Michael J. Soileau, MD: I think your example is very well said. That’s why we can’t treat a number, we have to treat the patient in front of us, right? I think that’s something we learn deep in the days of medical school, and we have to remember that when we’re treating Parkinson disease. There’s an art to the treatment of Parkinson disease, and it’s just as much an art as a science. I get asked often by our patients, “Do you think I need to start a medicine now,” even early in the course, and I’ve noticed after several years of seeing these patients that they tend to look at other people or other perceptions of Parkinson disease and they compare themselves to those folks.
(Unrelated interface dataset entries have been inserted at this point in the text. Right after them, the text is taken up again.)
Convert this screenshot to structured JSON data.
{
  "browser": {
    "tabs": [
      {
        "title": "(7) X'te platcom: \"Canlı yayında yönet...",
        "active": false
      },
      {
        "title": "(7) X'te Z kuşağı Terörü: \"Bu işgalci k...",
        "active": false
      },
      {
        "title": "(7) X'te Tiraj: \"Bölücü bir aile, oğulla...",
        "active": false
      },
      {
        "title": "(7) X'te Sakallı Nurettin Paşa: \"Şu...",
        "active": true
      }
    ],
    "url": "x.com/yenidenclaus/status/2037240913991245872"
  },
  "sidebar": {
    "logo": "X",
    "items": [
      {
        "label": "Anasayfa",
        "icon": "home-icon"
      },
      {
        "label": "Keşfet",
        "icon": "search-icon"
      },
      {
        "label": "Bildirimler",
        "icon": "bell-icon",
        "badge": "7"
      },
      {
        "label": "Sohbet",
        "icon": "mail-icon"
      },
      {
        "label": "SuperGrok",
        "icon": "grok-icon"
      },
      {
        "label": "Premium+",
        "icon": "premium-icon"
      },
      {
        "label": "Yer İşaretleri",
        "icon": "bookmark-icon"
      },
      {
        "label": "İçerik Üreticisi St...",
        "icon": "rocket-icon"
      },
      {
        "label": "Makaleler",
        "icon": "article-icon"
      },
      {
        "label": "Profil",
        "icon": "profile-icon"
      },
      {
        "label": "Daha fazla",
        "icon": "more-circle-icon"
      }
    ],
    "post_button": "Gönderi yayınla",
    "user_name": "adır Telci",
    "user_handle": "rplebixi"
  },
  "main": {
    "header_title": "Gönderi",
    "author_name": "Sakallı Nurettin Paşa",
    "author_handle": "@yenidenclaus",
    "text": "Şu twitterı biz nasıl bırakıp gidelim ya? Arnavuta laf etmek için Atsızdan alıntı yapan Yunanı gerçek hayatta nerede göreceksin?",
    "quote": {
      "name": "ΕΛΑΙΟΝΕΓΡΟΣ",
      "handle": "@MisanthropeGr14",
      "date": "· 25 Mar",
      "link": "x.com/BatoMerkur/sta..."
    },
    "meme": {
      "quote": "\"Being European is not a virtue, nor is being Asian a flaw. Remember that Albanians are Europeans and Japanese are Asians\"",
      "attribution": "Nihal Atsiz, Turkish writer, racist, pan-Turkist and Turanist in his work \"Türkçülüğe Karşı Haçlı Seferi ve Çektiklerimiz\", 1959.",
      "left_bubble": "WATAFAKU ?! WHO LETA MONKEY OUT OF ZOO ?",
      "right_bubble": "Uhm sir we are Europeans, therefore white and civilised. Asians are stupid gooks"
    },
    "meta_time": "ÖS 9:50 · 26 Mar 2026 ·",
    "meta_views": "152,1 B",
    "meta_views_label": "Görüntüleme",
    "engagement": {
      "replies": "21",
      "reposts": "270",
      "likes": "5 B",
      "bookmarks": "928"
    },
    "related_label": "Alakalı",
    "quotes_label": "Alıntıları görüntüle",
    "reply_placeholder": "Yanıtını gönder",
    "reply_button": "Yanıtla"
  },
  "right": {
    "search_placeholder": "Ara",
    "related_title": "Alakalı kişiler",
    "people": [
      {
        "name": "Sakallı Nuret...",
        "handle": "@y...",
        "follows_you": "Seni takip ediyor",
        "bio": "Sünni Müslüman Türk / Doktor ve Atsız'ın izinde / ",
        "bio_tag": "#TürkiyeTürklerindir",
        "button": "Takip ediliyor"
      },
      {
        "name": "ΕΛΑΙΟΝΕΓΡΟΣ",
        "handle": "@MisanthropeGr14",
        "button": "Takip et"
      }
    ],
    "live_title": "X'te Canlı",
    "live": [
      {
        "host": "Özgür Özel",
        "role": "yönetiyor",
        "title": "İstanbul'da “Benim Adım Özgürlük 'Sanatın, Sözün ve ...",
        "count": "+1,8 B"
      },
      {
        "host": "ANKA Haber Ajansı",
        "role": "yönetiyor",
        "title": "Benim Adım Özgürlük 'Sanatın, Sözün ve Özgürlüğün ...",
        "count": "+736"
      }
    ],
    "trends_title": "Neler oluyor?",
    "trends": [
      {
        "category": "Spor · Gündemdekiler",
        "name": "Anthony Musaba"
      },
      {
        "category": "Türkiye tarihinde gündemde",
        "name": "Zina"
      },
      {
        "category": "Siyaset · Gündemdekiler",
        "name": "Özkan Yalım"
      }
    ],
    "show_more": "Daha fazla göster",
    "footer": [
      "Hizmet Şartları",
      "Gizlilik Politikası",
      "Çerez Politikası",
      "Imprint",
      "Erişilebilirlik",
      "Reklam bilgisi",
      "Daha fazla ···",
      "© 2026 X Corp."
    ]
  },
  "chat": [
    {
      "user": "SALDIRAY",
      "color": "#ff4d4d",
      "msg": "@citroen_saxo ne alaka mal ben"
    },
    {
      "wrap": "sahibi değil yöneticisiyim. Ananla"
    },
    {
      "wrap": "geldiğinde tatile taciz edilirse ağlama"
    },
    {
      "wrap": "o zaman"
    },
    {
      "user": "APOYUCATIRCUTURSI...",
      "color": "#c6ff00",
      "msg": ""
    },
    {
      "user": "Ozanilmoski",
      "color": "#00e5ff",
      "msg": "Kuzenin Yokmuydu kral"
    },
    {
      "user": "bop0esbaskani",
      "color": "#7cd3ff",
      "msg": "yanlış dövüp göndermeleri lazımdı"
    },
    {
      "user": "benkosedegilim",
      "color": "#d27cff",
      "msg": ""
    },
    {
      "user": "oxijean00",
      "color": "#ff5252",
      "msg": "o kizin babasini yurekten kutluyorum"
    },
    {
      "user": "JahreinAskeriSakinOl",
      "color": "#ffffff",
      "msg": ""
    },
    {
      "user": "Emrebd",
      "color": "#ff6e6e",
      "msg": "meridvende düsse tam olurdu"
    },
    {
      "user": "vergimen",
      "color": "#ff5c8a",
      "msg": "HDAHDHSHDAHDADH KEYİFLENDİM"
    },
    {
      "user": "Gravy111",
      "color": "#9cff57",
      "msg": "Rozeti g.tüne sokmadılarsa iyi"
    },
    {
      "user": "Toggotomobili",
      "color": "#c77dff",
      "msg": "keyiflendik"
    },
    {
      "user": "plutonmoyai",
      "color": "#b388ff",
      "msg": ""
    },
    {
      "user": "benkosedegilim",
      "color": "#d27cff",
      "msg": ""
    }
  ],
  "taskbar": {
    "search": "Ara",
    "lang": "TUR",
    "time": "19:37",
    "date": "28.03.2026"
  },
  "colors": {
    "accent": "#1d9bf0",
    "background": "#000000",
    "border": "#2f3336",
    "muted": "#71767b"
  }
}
They have a picture in their mind of what a person with Parkinson looks like, and it’s usually not them, it’s usually someone far more advanced. So, they’re like, “Well, I’m not really that bad, so I don’t need to take something.” And my comment to them is always to try not to compare yourself to everyone around you. That’s the cool part of our job, but yet the challenging part of our job, is every single patient is completely different. The recipe is completely different for that patient.
I also remind them that sometimes you don’t realize what’s broken until it’s fixed, and sometimes they may not realize there’s an issue until you are able to treat that. For example, it’s very common for us to see neck pain, shoulder pain, back pain, even after operations have been done and the pain is still there, and then someone astute figures out, oh, they may have a tremor, or they have micrographia, small handwriting, no sense of smell. “I wonder if you have Parkinson disease?” They get a whiff of levodopa, and all of a sudden all of that pain is gone. I think that goes back to your comment on quality of life. Sometimes you don’t realize what’s broken until it’s fixed. So, I try to encourage our patients [to believe that] if there is an issue, even a small one, we should try to treat it as long as the benefit outweighs the risk there. Also, our understanding of Parkinson disease, how dopamine works, has evolved quite a bit in the last several years. So, we also have to catch up and continue on that line of thinking so that we can start treatment when indicated rather than delaying, which ultimately we know through data affects the quality of life, even 10 years later.
Adolfo Ramirez-Zamora, MD: Thank you all for watching this NeurologyLive® Peer Exchange, and if you enjoyed the content, please subscribe to our e-newsletter to receive upcoming Peer Exchanges and other great content right in your inbox. Thank you so much.
Transcript Edited for Clarity